PROBLEM DETAILS> Could you reproduce every entry as it stands, leaving the pictures behind?

[Dataset rows describing interfaces]
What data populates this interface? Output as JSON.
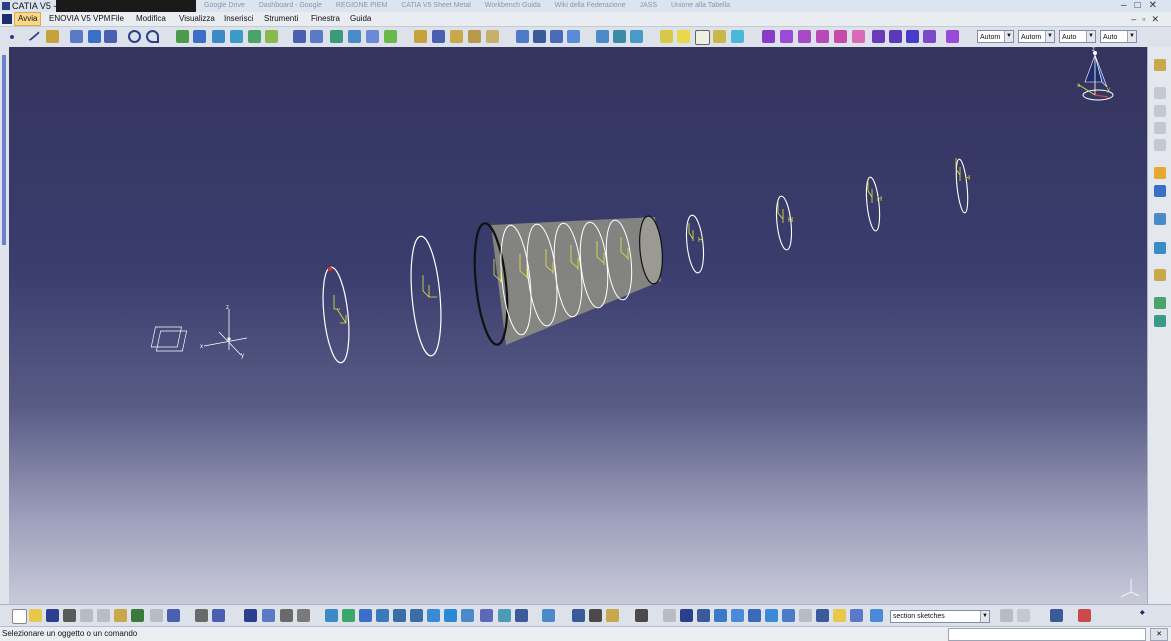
{
  "window": {
    "title": "CATIA V5 - ["
  },
  "background_tabs": [
    "Google Drive",
    "Dashboard - Google",
    "REGIONE PIEM",
    "CATIA V5 Sheet Metal",
    "Workbench Guida",
    "Wiki della Federazione",
    "JASS",
    "Unione alla Tabella"
  ],
  "menubar": {
    "items": [
      {
        "label": "Avvia",
        "active": true
      },
      {
        "label": "ENOVIA V5 VPM",
        "active": false
      },
      {
        "label": "File",
        "active": false
      },
      {
        "label": "Modifica",
        "active": false
      },
      {
        "label": "Visualizza",
        "active": false
      },
      {
        "label": "Inserisci",
        "active": false
      },
      {
        "label": "Strumenti",
        "active": false
      },
      {
        "label": "Finestra",
        "active": false
      },
      {
        "label": "Guida",
        "active": false
      }
    ]
  },
  "toolbar_top": {
    "combos": [
      {
        "value": "Autom"
      },
      {
        "value": "Autom"
      },
      {
        "value": "Auto"
      },
      {
        "value": "Auto"
      }
    ]
  },
  "toolbar_bottom": {
    "section_combo": "section sketches"
  },
  "viewport": {
    "axis_labels": {
      "compass_x": "x",
      "compass_y": "y",
      "compass_z": "z",
      "origin_x": "x",
      "origin_y": "y",
      "origin_z": "z"
    },
    "sketch_axis_v": "V",
    "sketch_axis_h": "H"
  },
  "status_bar": {
    "message": "Selezionare un oggetto o un comando"
  },
  "colors": {
    "viewport_top": "#34345e",
    "viewport_bottom": "#c9cad9",
    "sketch_yellow": "#e6e63c",
    "surface_grey": "#8c8c84",
    "menu_active": "#f6d98a"
  },
  "icons": {
    "catia_logo": "catia-logo-icon",
    "compass": "compass-icon"
  }
}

RESULT>
What data populates this interface? Output as JSON.
{
  "window": {
    "title": "CATIA V5 - ["
  },
  "background_tabs": [
    "Google Drive",
    "Dashboard - Google",
    "REGIONE PIEM",
    "CATIA V5 Sheet Metal",
    "Workbench Guida",
    "Wiki della Federazione",
    "JASS",
    "Unione alla Tabella"
  ],
  "menubar": {
    "items": [
      {
        "label": "Avvia",
        "active": true
      },
      {
        "label": "ENOVIA V5 VPM",
        "active": false
      },
      {
        "label": "File",
        "active": false
      },
      {
        "label": "Modifica",
        "active": false
      },
      {
        "label": "Visualizza",
        "active": false
      },
      {
        "label": "Inserisci",
        "active": false
      },
      {
        "label": "Strumenti",
        "active": false
      },
      {
        "label": "Finestra",
        "active": false
      },
      {
        "label": "Guida",
        "active": false
      }
    ]
  },
  "toolbar_top": {
    "combos": [
      {
        "value": "Autom"
      },
      {
        "value": "Autom"
      },
      {
        "value": "Auto"
      },
      {
        "value": "Auto"
      }
    ]
  },
  "toolbar_bottom": {
    "section_combo": "section sketches"
  },
  "viewport": {
    "axis_labels": {
      "compass_x": "x",
      "compass_y": "y",
      "compass_z": "z",
      "origin_x": "x",
      "origin_y": "y",
      "origin_z": "z"
    },
    "sketch_axis_v": "V",
    "sketch_axis_h": "H"
  },
  "status_bar": {
    "message": "Selezionare un oggetto o un comando"
  },
  "colors": {
    "viewport_top": "#34345e",
    "viewport_bottom": "#c9cad9",
    "sketch_yellow": "#e6e63c",
    "surface_grey": "#8c8c84",
    "menu_active": "#f6d98a"
  },
  "icons": {
    "catia_logo": "catia-logo-icon",
    "compass": "compass-icon"
  }
}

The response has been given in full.